What’s more, the Bible was dedicated to King Henry VIII, the same king who had outlawed all of Tyndale’s writing.
Nobody knows why John Rogers chose the name Thomas Matthew says Davis.
The work became known as the Matthew Bible.
By this time, King Henry VIII had decided he wanted to give the English people a Bible in their own language. He approved both the Coverdale Bible and the Matthew Bible for the church.
"The world's most beloved Bible"
Here the story of the men behind the Matthew Bible takes two very different turns. John Rogers went on to continue to challenge the authority of the Catholic Church. He was sentenced to death and, in 1555, burned at the stake.
Coverdale, however, became friendly with King Henry VIII and some of his top officials. When Catholics objected to some of the notes and comments in the Matthew Bible, Coverdale was asked to revise it. The new version was called the Great Bible – but it was really the Matthew Bible under a new name, says Davis.

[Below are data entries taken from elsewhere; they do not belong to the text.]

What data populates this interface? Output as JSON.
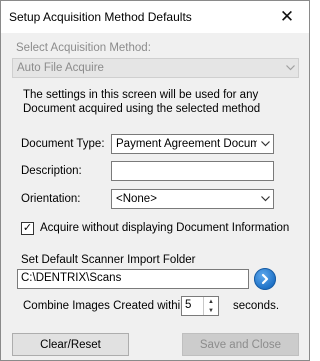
{
  "window": {
    "title": "Setup Acquisition Method Defaults",
    "close_glyph": "✕"
  },
  "acquisition": {
    "label": "Select Acquisition Method:",
    "selected": "Auto File Acquire"
  },
  "info": {
    "line1": "The settings in this screen will be used for any",
    "line2": "Document acquired using the selected method"
  },
  "document_type": {
    "label": "Document Type:",
    "selected": "Payment Agreement Documer"
  },
  "description": {
    "label": "Description:",
    "value": ""
  },
  "orientation": {
    "label": "Orientation:",
    "selected": "<None>"
  },
  "acquire_option": {
    "label": "Acquire without displaying Document Information",
    "checked": true,
    "check_glyph": "✓"
  },
  "scanner_folder": {
    "label": "Set Default  Scanner Import Folder",
    "value": "C:\\DENTRIX\\Scans"
  },
  "combine": {
    "label": "Combine Images Created within",
    "value": "5",
    "unit": "seconds."
  },
  "buttons": {
    "clear": "Clear/Reset",
    "save": "Save and Close"
  },
  "icons": {
    "combo_arrow": "chevron-down-icon",
    "go": "arrow-right-circle-icon",
    "spin_up": "▲",
    "spin_down": "▼"
  },
  "colors": {
    "go_button": "#1c6fc4",
    "dialog_bg": "#f0f0f0",
    "disabled_text": "#8c8c8c"
  }
}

Two more major revisions followed. They were called the Geneva Bible and the Bishops’ Bible. But both were criticized because of the authors’ religious and political points of view.

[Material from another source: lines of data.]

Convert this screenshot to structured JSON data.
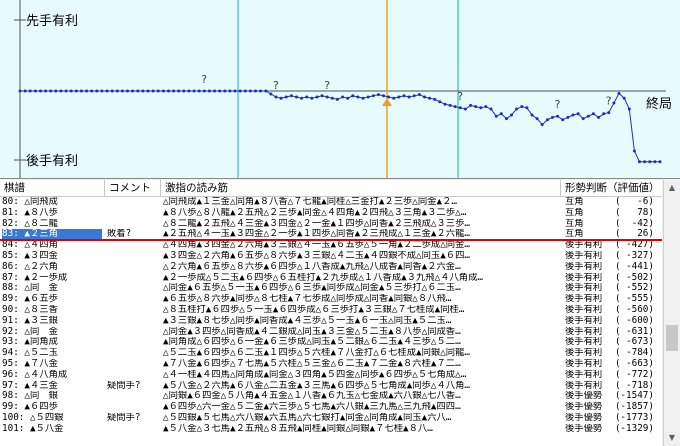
{
  "graph": {
    "top_label": "先手有利",
    "bottom_label": "後手有利",
    "end_label": "終局",
    "question_mark": "?",
    "colors": {
      "line": "#1f2fb8",
      "cursor": "#f0a020",
      "grid": "#00b0b0",
      "axis": "#505050",
      "background": "#e8fbfc"
    },
    "evaluation_curve": [
      0,
      0,
      0,
      0,
      0,
      0,
      0,
      0,
      0,
      0,
      0,
      0,
      0,
      0,
      0,
      0,
      0,
      0,
      0,
      0,
      0,
      0,
      0,
      0,
      0,
      0,
      0,
      0,
      0,
      0,
      0,
      0,
      0,
      0,
      0,
      0,
      0,
      0,
      0,
      0,
      0,
      0,
      0,
      0,
      0,
      0,
      0,
      0,
      0,
      -5,
      -10,
      -12,
      -10,
      -8,
      -10,
      -12,
      -10,
      -12,
      -10,
      -8,
      -10,
      -12,
      -14,
      -10,
      -12,
      -8,
      -10,
      -12,
      -10,
      -8,
      -6,
      -8,
      -10,
      -12,
      -10,
      -8,
      -10,
      -8,
      -6,
      -10,
      -12,
      -14,
      -18,
      -22,
      -24,
      -26,
      -28,
      -30,
      -24,
      -26,
      -28,
      -26,
      -30,
      -42,
      -38,
      -46,
      -40,
      -30,
      -26,
      -28,
      -40,
      -46,
      -56,
      -48,
      -44,
      -42,
      -48,
      -44,
      -40,
      -38,
      -46,
      -42,
      -38,
      -44,
      -38,
      -36,
      -20,
      -4,
      -12,
      -30,
      -100,
      -118,
      -118,
      -118,
      -118,
      -118
    ],
    "question_indices": [
      36,
      50,
      60,
      86,
      105,
      115
    ]
  },
  "table": {
    "headers": [
      "棋譜",
      "コメント",
      "激指の読み筋",
      "形勢判断（評価値）"
    ],
    "rows": [
      {
        "move": "80: △同飛成",
        "comment": "",
        "pv": "△同飛成▲１三金△同角▲８八香△７七龍▲同桂△三金打▲２三歩△同金▲２…",
        "judge": "互角",
        "score": "-6"
      },
      {
        "move": "81: ▲８八歩",
        "comment": "",
        "pv": "▲８八歩△８八龍▲２五飛△２三歩▲同金△４四角▲２四飛△３三角▲３二歩△…",
        "judge": "互角",
        "score": "78"
      },
      {
        "move": "82: △８二龍",
        "comment": "",
        "pv": "△８二龍▲２五飛△４三金▲３四金△２一金▲１四歩△同香▲２三飛成△３三歩…",
        "judge": "互角",
        "score": "-42"
      },
      {
        "move": "83: ▲２三角",
        "comment": "敗着?",
        "pv": "▲２五飛△４一玉▲３四金△２一歩▲１四歩△同香▲２三飛成△１三金▲２六龍…",
        "judge": "互角",
        "score": "26"
      },
      {
        "move": "84: △４四角",
        "comment": "",
        "pv": "△４四角▲３四金△２六角▲３三銀△４一玉▲６五歩△５一角▲２二歩成△同金…",
        "judge": "後手有利",
        "score": "-427"
      },
      {
        "move": "85: ▲３四金",
        "comment": "",
        "pv": "▲３四金△２六角▲６五歩△８六歩▲３三銀△４二玉▲４四銀不成△同玉▲６四…",
        "judge": "後手有利",
        "score": "-327"
      },
      {
        "move": "86: △２六角",
        "comment": "",
        "pv": "△２六角▲６五歩△８六歩▲６四歩△１八香成▲九飛△八成香▲同香▲２六金…",
        "judge": "後手有利",
        "score": "-441"
      },
      {
        "move": "87: ▲２一歩成",
        "comment": "",
        "pv": "▲２一歩成△５二玉▲６四歩△６五桂打▲２九歩成△１八香成▲３九飛△４八角成…",
        "judge": "後手有利",
        "score": "-502"
      },
      {
        "move": "88: △同　金",
        "comment": "",
        "pv": "△同金▲６五歩△５一玉▲６四歩△６三歩▲同歩成△同金▲５三歩打△６二玉…",
        "judge": "後手有利",
        "score": "-552"
      },
      {
        "move": "89: ▲６五歩",
        "comment": "",
        "pv": "▲６五歩△８六歩▲同歩△８七桂▲７七歩成△同歩成△同香▲同銀△８八飛…",
        "judge": "後手有利",
        "score": "-555"
      },
      {
        "move": "90: △８三香",
        "comment": "",
        "pv": "△８五桂打▲６四歩△５一玉▲６四歩成△６三歩打▲３三銀△７七桂成▲同桂…",
        "judge": "後手有利",
        "score": "-560"
      },
      {
        "move": "91: ▲３三銀",
        "comment": "",
        "pv": "▲３三銀▲８七歩△同歩▲同香成▲４三歩△５一玉▲６一玉△同玉▲５二玉…",
        "judge": "後手有利",
        "score": "-600"
      },
      {
        "move": "92: △同　金",
        "comment": "",
        "pv": "△同金▲３四歩△同香成▲４二銀成△同玉▲３三金△５二玉▲８八歩△同成香…",
        "judge": "後手有利",
        "score": "-631"
      },
      {
        "move": "93: ▲同角成",
        "comment": "",
        "pv": "▲同角成△６四歩△６一金▲６三歩成△同玉▲５二銀△６二玉▲４三歩△５二…",
        "judge": "後手有利",
        "score": "-673"
      },
      {
        "move": "94: △５二玉",
        "comment": "",
        "pv": "△５二玉▲６四歩△６二玉▲１四歩△５六桂▲７八金打△６七桂成▲同銀△同龍…",
        "judge": "後手有利",
        "score": "-784"
      },
      {
        "move": "95: ▲７八金",
        "comment": "",
        "pv": "▲７八金▲６四歩△７七馬▲５六桂△５三金△６二玉▲７二金▲８六桂▲７二…",
        "judge": "後手有利",
        "score": "-663"
      },
      {
        "move": "96: △４八角成",
        "comment": "",
        "pv": "△４一桂▲４四馬△同角成▲同金△３四角▲５四金△同歩▲６四歩△５七角成△…",
        "judge": "後手有利",
        "score": "-772"
      },
      {
        "move": "97: ▲４三金",
        "comment": "疑問手?",
        "pv": "▲５八金△２六馬▲６八金△二五金▲３三馬▲６四歩△５七角成▲同歩△４八角…",
        "judge": "後手有利",
        "score": "-718"
      },
      {
        "move": "98: △同　銀",
        "comment": "",
        "pv": "△同銀▲６四金△５八角▲４五金△１八香▲６九玉△七金成▲六八銀△七八香…",
        "judge": "後手優勢",
        "score": "-1547"
      },
      {
        "move": "99: ▲６四歩",
        "comment": "",
        "pv": "▲６四歩△六一金△５二金▲六三歩△５七馬▲六八銀▲三九馬△三九飛▲四四…",
        "judge": "後手優勢",
        "score": "-1857"
      },
      {
        "move": "100: △５四銀",
        "comment": "疑問手?",
        "pv": "△５四銀▲５七馬△六八銀▲六五馬△六七銀打▲同金△同角成▲同玉▲六八…",
        "judge": "後手優勢",
        "score": "-1773"
      },
      {
        "move": "101: ▲５八金",
        "comment": "",
        "pv": "▲５八金△３七馬▲２五飛△８五飛▲同桂▲同銀△同銀▲７七桂▲８八…",
        "judge": "後手優勢",
        "score": "-1329"
      }
    ],
    "selected_index": 3
  },
  "scrollbar": {
    "up_icon": "▲",
    "down_icon": "▼"
  }
}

So King James I of England called for a committee to get together and agree on a translation. In the early 1600s, that committee produced the King James Bible. That text has been “the world’s most loved Bible for centuries,” says Davis. More than 80 percent of it are the words of William Tyndale, taken from the Matthew Bible.
"Bought with blood"
Davis says that several things make the first Matthew Bible special.
“For one thing, it’s the only English bible that’s bought with blood. William Tynsdale and John Rogers paid for their work with their lives. They worked for no reward, for no money, for no fame, but solely for the love of God’s word.”
Yet perhaps most important for Davis is the kind, merciful language of the Matthew Bible. In some places, she says, the Matthew Bible offers a different meaning than the King James and other Bibles modern Christians may know. For example, Davis points to a passage from the book of Proverbs about raising children.
The King James Bible urges parents to punish their child and not to stop, even if the child cries. If you stop, the King James Bible says, the child will not learn.
But the Matthew Bible is closer to the original Hebrew, Davis says. In Coverdale’s translation, the passage says to punish the child, but not too severely: “For great wrath brings harm.”
In other words, Davis says, a child will learn only hate and despair from needlessly severe treatment. You can teach him more later, when he has had time to grow.
Davis says comparing the translations of the Bible helped her understand her religion and grow more deeply in faith.
“When I came to faith late in life, I wasn't expecting the harshness that I thought that I saw, and then when I found the Matthew Bible, and I found William Tyndale, and he’s so full of love, it's like, wow, I’ve come home!”
I’m Caty Weaver.
And I'm Jonathan Evans.
Kelly Jean Kelly wrote this story for Learning English. Caty Weaver was the editor.
[Editor's note: This story has been updated to credit Coverdale, not Tyndale, with the passage about punishing the child, but not too severely.]
Words in This Story
prophet - n. a member of some religions who delivers messages that are believed to have come from God
faith - n. belief in the existence of God : strong religious feelings or beliefs
practice - n. to have a professional medical or legal business
translate - v. to change words from one language into another language
associated - adj. to think of one person or thing when you think of another person or thing
controversial - adj. relating to or causing much discussion, disagreement, or argument
smuggle - v. to take or bring something secretly
authorities - n. people who have power to make decisions and enforce rules and laws
revise - v. to make changes especially to correct or improve
reward - n. money or another kind of payment that is given or received for something that has been done
merciful - adj. treating people with kindness and forgiveness
wrath - n. extreme anger
despair - n. the feeling of no longer having any hope
harshness - n. having the quality of being severe or cruel